King of Falafel customers seem blasé walking by the pro-Palestinian poster, quite different from Zeideia’s experience when launching his first food truck eight months after the 9/11 attacks, when some passersby had called him a terrorist. He chased them down with a basket of falafel, offering free samples.
Zeideia’s son Nidal Zeideia, who grew up in the West Bank and the US, says he’s surprised by the recent swell of Palestinian support among the general public, “because the same thing has been going on for years”.
Brothers Danny and Johnny Dubbaneh are the driving force behind Z&Z, a family business based in Rockville, Maryland. Z&Z makes and sells their own za’atar herb blend, sourced from Jenin in the West Bank and manoushes, a type of flatbread. The brothers’ father arrived in the US in the late 1970s from Jordan after leaving Ramallah, followed by their mother in the early 1980s; they recently started hanging the Palestinian flag on the front of their farmer’s market table, outside Washington in Fairfax, Virginia.
Z&Z’s marketing is typically lighthearted and infused with humor (they made a video of the family’s elder stateswomen tasting Trader Joe’s za’atar that went viral on Twitter) but they couldn’t remain silent as images of Gaza and Jerusalem emerged. They wrote a thoughtful post for their social media feeds summarizing their support for Palestinian human rights and resources how to help.
“The shameful reality is that the simple attempt to advocate for very basic Palestinian human rights,” explains Danny Dubbaneh in an email, “exposes us to unfair and untrue criticisms.”
Similarly, Michel Moushabeck, founder of Interlink Publishing that launched in the late 1980s, recalls the uproar when they published Joudie Kalla’s cookbook Palestine on a Plate in 2016. “Even this simple acknowledgment of Palestinian identity and culture,” Moushabeck writes in an email with his daughter Leyla Moushabeck, an Interlink editor, “was perceived by many as provocative, controversial, political”.
Moushabeck’s parents fled their Qatamon neighborhood home in Jerusalem in 1948, where an Israeli family still lives, according to Mr. Moushabeck. Interlink has advocated openly on all its platforms for Palestinian human rights since its inception and continues to receive hate mail.

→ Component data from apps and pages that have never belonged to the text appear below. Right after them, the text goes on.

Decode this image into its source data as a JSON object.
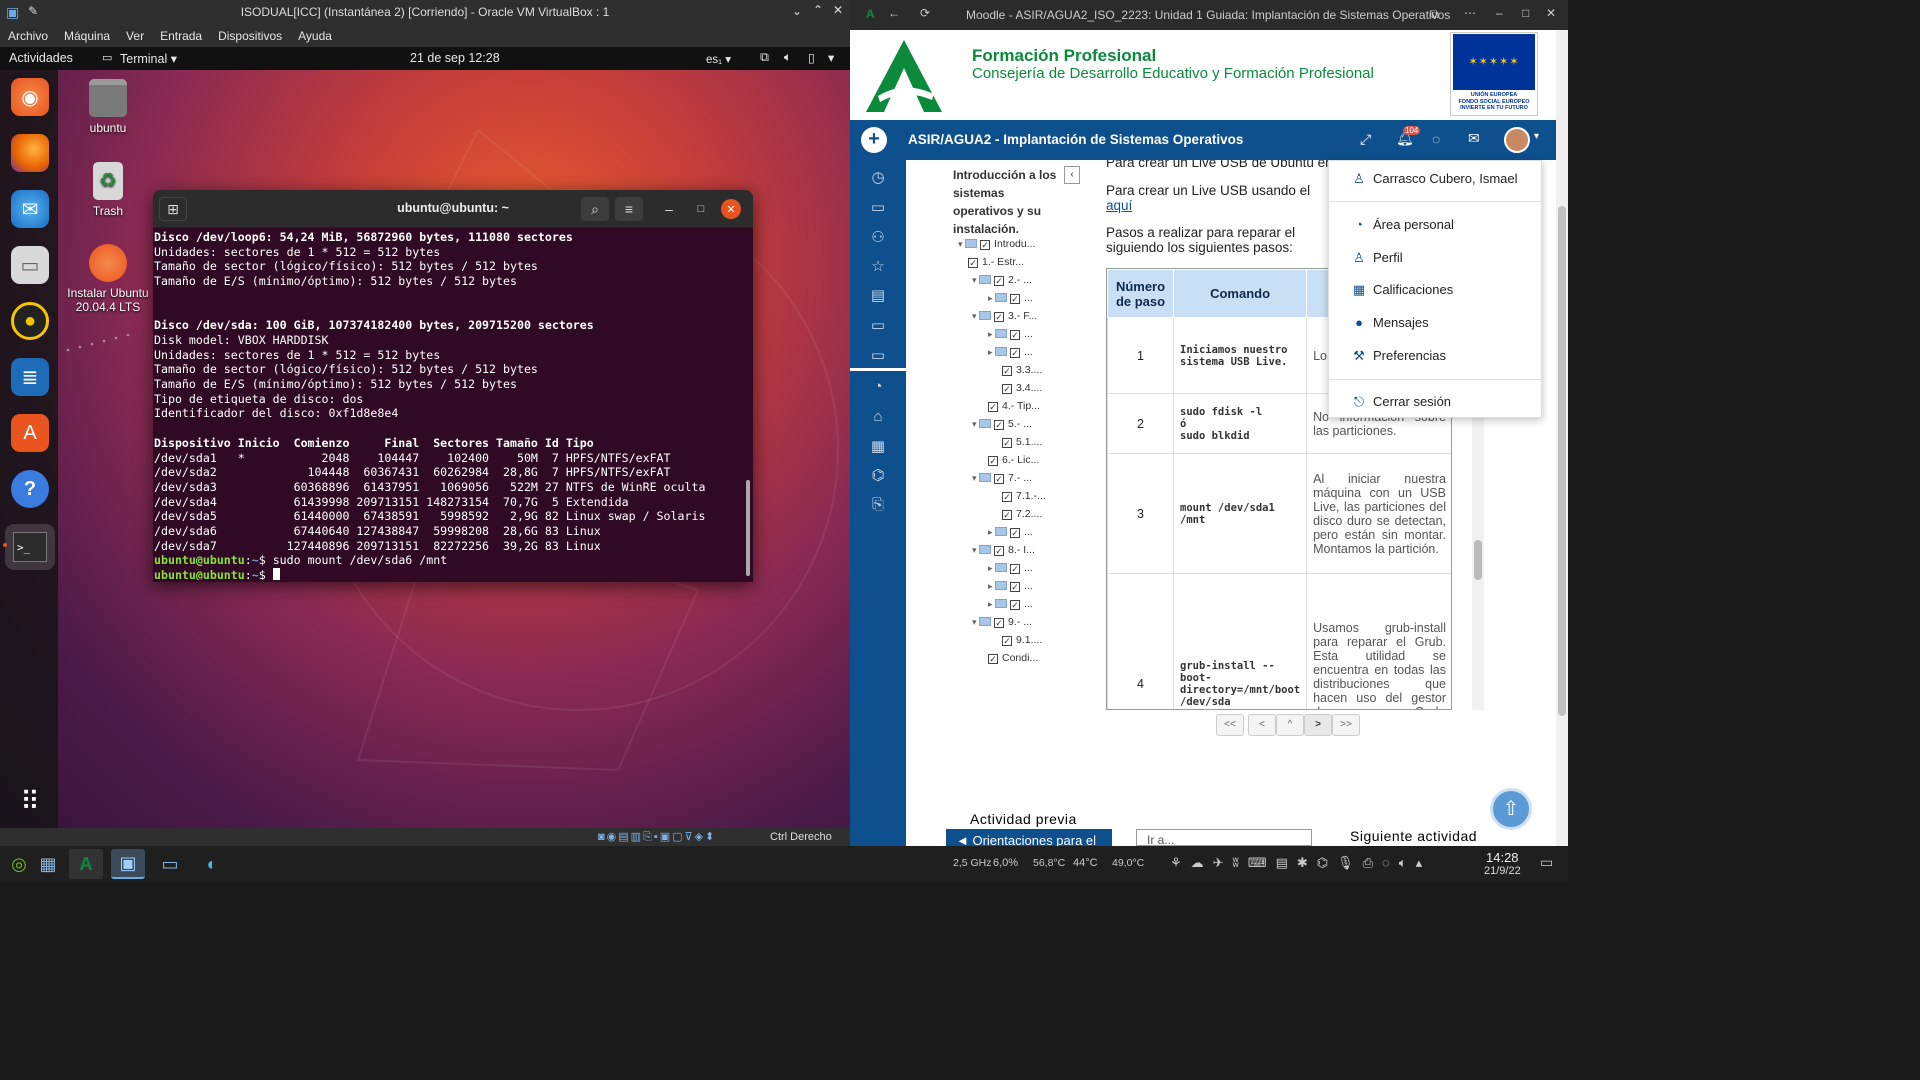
{
  "vbox": {
    "title": "ISODUAL[ICC] (Instantánea 2) [Corriendo] - Oracle VM VirtualBox : 1",
    "menu": [
      "Archivo",
      "Máquina",
      "Ver",
      "Entrada",
      "Dispositivos",
      "Ayuda"
    ],
    "status_key": "Ctrl Derecho"
  },
  "guest": {
    "activities": "Actividades",
    "app_menu": "Terminal ▾",
    "clock": "21 de sep  12:28",
    "keyboard": "es₁ ▾",
    "desktop_icons": [
      {
        "label": "ubuntu"
      },
      {
        "label": "Trash"
      },
      {
        "label": "Instalar Ubuntu 20.04.4 LTS"
      }
    ]
  },
  "terminal": {
    "title": "ubuntu@ubuntu: ~",
    "lines": [
      {
        "t": "Disco /dev/loop6: 54,24 MiB, 56872960 bytes, 111080 sectores",
        "c": "b"
      },
      {
        "t": "Unidades: sectores de 1 * 512 = 512 bytes",
        "c": ""
      },
      {
        "t": "Tamaño de sector (lógico/físico): 512 bytes / 512 bytes",
        "c": ""
      },
      {
        "t": "Tamaño de E/S (mínimo/óptimo): 512 bytes / 512 bytes",
        "c": ""
      },
      {
        "t": "",
        "c": ""
      },
      {
        "t": "",
        "c": ""
      },
      {
        "t": "Disco /dev/sda: 100 GiB, 107374182400 bytes, 209715200 sectores",
        "c": "b"
      },
      {
        "t": "Disk model: VBOX HARDDISK",
        "c": ""
      },
      {
        "t": "Unidades: sectores de 1 * 512 = 512 bytes",
        "c": ""
      },
      {
        "t": "Tamaño de sector (lógico/físico): 512 bytes / 512 bytes",
        "c": ""
      },
      {
        "t": "Tamaño de E/S (mínimo/óptimo): 512 bytes / 512 bytes",
        "c": ""
      },
      {
        "t": "Tipo de etiqueta de disco: dos",
        "c": ""
      },
      {
        "t": "Identificador del disco: 0xf1d8e8e4",
        "c": ""
      },
      {
        "t": "",
        "c": ""
      },
      {
        "t": "Dispositivo Inicio  Comienzo     Final  Sectores Tamaño Id Tipo",
        "c": "b"
      },
      {
        "t": "/dev/sda1   *           2048    104447    102400    50M  7 HPFS/NTFS/exFAT",
        "c": ""
      },
      {
        "t": "/dev/sda2             104448  60367431  60262984  28,8G  7 HPFS/NTFS/exFAT",
        "c": ""
      },
      {
        "t": "/dev/sda3           60368896  61437951   1069056   522M 27 NTFS de WinRE oculta",
        "c": ""
      },
      {
        "t": "/dev/sda4           61439998 209713151 148273154  70,7G  5 Extendida",
        "c": ""
      },
      {
        "t": "/dev/sda5           61440000  67438591   5998592   2,9G 82 Linux swap / Solaris",
        "c": ""
      },
      {
        "t": "/dev/sda6           67440640 127438847  59998208  28,6G 83 Linux",
        "c": ""
      },
      {
        "t": "/dev/sda7          127440896 209713151  82272256  39,2G 83 Linux",
        "c": ""
      }
    ],
    "prompt_user": "ubuntu@ubuntu",
    "prompt_path": "~",
    "command": "sudo mount /dev/sda6 /mnt"
  },
  "browser": {
    "title": "Moodle - ASIR/AGUA2_ISO_2223: Unidad 1 Guiada: Implantación de Sistemas Operativos",
    "header_title": "Formación Profesional",
    "header_subtitle": "Consejería de Desarrollo Educativo y Formación Profesional",
    "eu_text": "UNIÓN EUROPEA\nFONDO SOCIAL EUROPEO\nINVIERTE EN TU FUTURO",
    "course": "ASIR/AGUA2 - Implantación de Sistemas Operativos",
    "notif_count": "104",
    "toc_title": "Introducción a los sistemas operativos y su instalación.",
    "toc_items": [
      "Introdu...",
      "1.- Estr...",
      "2.- ...",
      "...",
      "3.- F...",
      "...",
      "...",
      "3.3....",
      "3.4....",
      "4.- Tip...",
      "5.- ...",
      "5.1....",
      "6.- Lic...",
      "7.- ...",
      "7.1.-...",
      "7.2....",
      "...",
      "8.- I...",
      "...",
      "...",
      "...",
      "9.- ...",
      "9.1....",
      "Condi..."
    ],
    "content_line1": "Para crear un Live USB de Ubuntu en",
    "content_line2": "Para crear un Live USB  usando el",
    "content_link": "aquí",
    "content_line3": "Pasos a realizar para reparar el",
    "content_line4": "siguiendo los siguientes pasos:",
    "table_headers": [
      "Número de paso",
      "Comando",
      ""
    ],
    "table_rows": [
      {
        "n": "1",
        "cmd": "Iniciamos  nuestro sistema USB Live.",
        "desc": "Lo pro ins ter"
      },
      {
        "n": "2",
        "cmd": "sudo fdisk -l\nó\nsudo blkdid",
        "desc": "No información sobre las particiones."
      },
      {
        "n": "3",
        "cmd": "mount   /dev/sda1 /mnt",
        "desc": "Al iniciar nuestra máquina con un USB Live, las particiones del disco duro se detectan, pero están sin montar. Montamos la partición."
      },
      {
        "n": "4",
        "cmd": "grub-install  --boot-directory=/mnt/boot /dev/sda",
        "desc": "Usamos grub-install para reparar el Grub. Esta utilidad se encuentra en todas las distribuciones que hacen uso del gestor de arranque Grub. Vamos a recuperar los archivos"
      }
    ],
    "pager": [
      "<<",
      "<",
      "^",
      ">",
      ">>"
    ],
    "prev_activity": "Actividad previa",
    "prev_button": "◄ Orientaciones para el",
    "goto_select": "Ir a...",
    "next_activity": "Siguiente actividad",
    "dropdown": {
      "user": "Carrasco Cubero, Ismael",
      "items": [
        "Área personal",
        "Perfil",
        "Calificaciones",
        "Mensajes",
        "Preferencias"
      ],
      "logout": "Cerrar sesión"
    }
  },
  "taskbar": {
    "cpu_freq": "2,5 GHz",
    "cpu_load": "6,0%",
    "temp1": "56,8°C",
    "temp2": "44°C",
    "temp3": "49,0°C",
    "time": "14:28",
    "date": "21/9/22"
  },
  "colors": {
    "moodle_blue": "#0e4f8d",
    "junta_green": "#0b8a3c",
    "terminal_bg": "#300a24",
    "prompt_green": "#8ae234"
  }
}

Reem Assil, an outspoken and unflappable businesses owner of Palestinian descent (her mother fled Gaza in 1967) owns the Arab street bakery Reem’s California in the Bay Area. According to Assil, her customers were tremendously supportive and even asked how they could help amplify Palestinian voices during the siege on Gaza.
“As a Palestinian I felt seen and heard in a way I have never felt before,” writes Assil in an email, “I was able to grieve for my family in Gaza out in the open and be openly critical of the US role in supporting apartheid without getting backlash.”